Each entry below is to be written out exactly, and the pictures are to be left out.
┄┄┄┄┄┄┄┄┄┄┄┄┄┄┄┄┄┄┄┄
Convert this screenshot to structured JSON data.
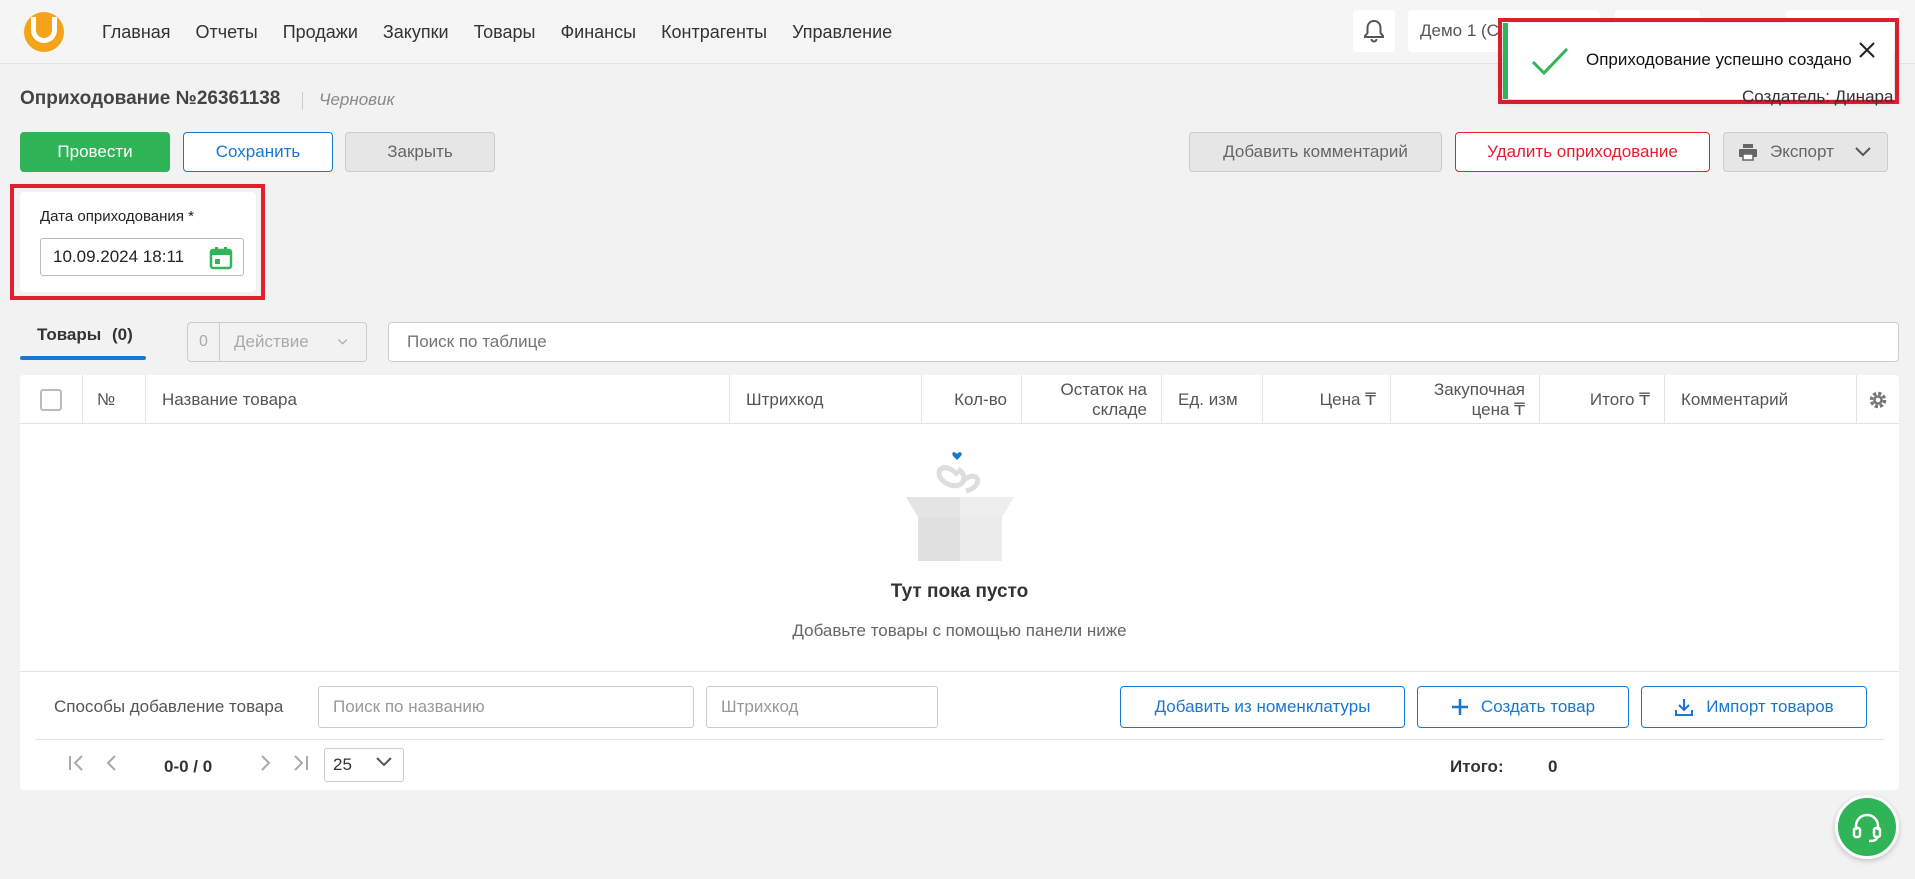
{
  "nav": {
    "items": [
      "Главная",
      "Отчеты",
      "Продажи",
      "Закупки",
      "Товары",
      "Финансы",
      "Контрагенты",
      "Управление"
    ],
    "user_label": "Демо 1 (С"
  },
  "toast": {
    "message": "Оприходование успешно создано"
  },
  "header": {
    "title": "Оприходование №26361138",
    "status": "Черновик",
    "creator": "Создатель: Динара"
  },
  "toolbar": {
    "post_label": "Провести",
    "save_label": "Сохранить",
    "close_label": "Закрыть",
    "add_comment_label": "Добавить комментарий",
    "delete_label": "Удалить оприходование",
    "export_label": "Экспорт"
  },
  "date_field": {
    "label": "Дата оприходования *",
    "value": "10.09.2024 18:11"
  },
  "tabs": {
    "goods_label": "Товары",
    "goods_count": "(0)"
  },
  "actions": {
    "selected_count": "0",
    "label": "Действие"
  },
  "search": {
    "placeholder": "Поиск по таблице"
  },
  "table": {
    "columns": {
      "num": "№",
      "name": "Название товара",
      "barcode": "Штрихкод",
      "qty": "Кол-во",
      "stock_1": "Остаток на",
      "stock_2": "складе",
      "unit": "Ед. изм",
      "price": "Цена ₸",
      "purchase_1": "Закупочная",
      "purchase_2": "цена ₸",
      "total": "Итого ₸",
      "comment": "Комментарий"
    },
    "empty_title": "Тут пока пусто",
    "empty_subtitle": "Добавьте товары с помощью панели ниже"
  },
  "add_panel": {
    "label": "Способы добавление товара",
    "name_placeholder": "Поиск по названию",
    "barcode_placeholder": "Штрихкод",
    "from_catalog_label": "Добавить из номенклатуры",
    "create_label": "Создать товар",
    "import_label": "Импорт товаров"
  },
  "pagination": {
    "range": "0-0 / 0",
    "per_page": "25",
    "total_label": "Итого:",
    "total_value": "0"
  },
  "colors": {
    "accent_green": "#2fb457",
    "accent_blue": "#1976d2",
    "danger_red": "#e0202e",
    "logo_orange": "#f5a31a"
  }
}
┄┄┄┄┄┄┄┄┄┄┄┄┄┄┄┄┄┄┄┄
▶ [FINISHED TASK]:
Convert this screenshot to structured JSON data.
{
  "nav": {
    "items": [
      "Главная",
      "Отчеты",
      "Продажи",
      "Закупки",
      "Товары",
      "Финансы",
      "Контрагенты",
      "Управление"
    ],
    "user_label": "Демо 1 (С"
  },
  "toast": {
    "message": "Оприходование успешно создано"
  },
  "header": {
    "title": "Оприходование №26361138",
    "status": "Черновик",
    "creator": "Создатель: Динара"
  },
  "toolbar": {
    "post_label": "Провести",
    "save_label": "Сохранить",
    "close_label": "Закрыть",
    "add_comment_label": "Добавить комментарий",
    "delete_label": "Удалить оприходование",
    "export_label": "Экспорт"
  },
  "date_field": {
    "label": "Дата оприходования *",
    "value": "10.09.2024 18:11"
  },
  "tabs": {
    "goods_label": "Товары",
    "goods_count": "(0)"
  },
  "actions": {
    "selected_count": "0",
    "label": "Действие"
  },
  "search": {
    "placeholder": "Поиск по таблице"
  },
  "table": {
    "columns": {
      "num": "№",
      "name": "Название товара",
      "barcode": "Штрихкод",
      "qty": "Кол-во",
      "stock_1": "Остаток на",
      "stock_2": "складе",
      "unit": "Ед. изм",
      "price": "Цена ₸",
      "purchase_1": "Закупочная",
      "purchase_2": "цена ₸",
      "total": "Итого ₸",
      "comment": "Комментарий"
    },
    "empty_title": "Тут пока пусто",
    "empty_subtitle": "Добавьте товары с помощью панели ниже"
  },
  "add_panel": {
    "label": "Способы добавление товара",
    "name_placeholder": "Поиск по названию",
    "barcode_placeholder": "Штрихкод",
    "from_catalog_label": "Добавить из номенклатуры",
    "create_label": "Создать товар",
    "import_label": "Импорт товаров"
  },
  "pagination": {
    "range": "0-0 / 0",
    "per_page": "25",
    "total_label": "Итого:",
    "total_value": "0"
  },
  "colors": {
    "accent_green": "#2fb457",
    "accent_blue": "#1976d2",
    "danger_red": "#e0202e",
    "logo_orange": "#f5a31a"
  }
}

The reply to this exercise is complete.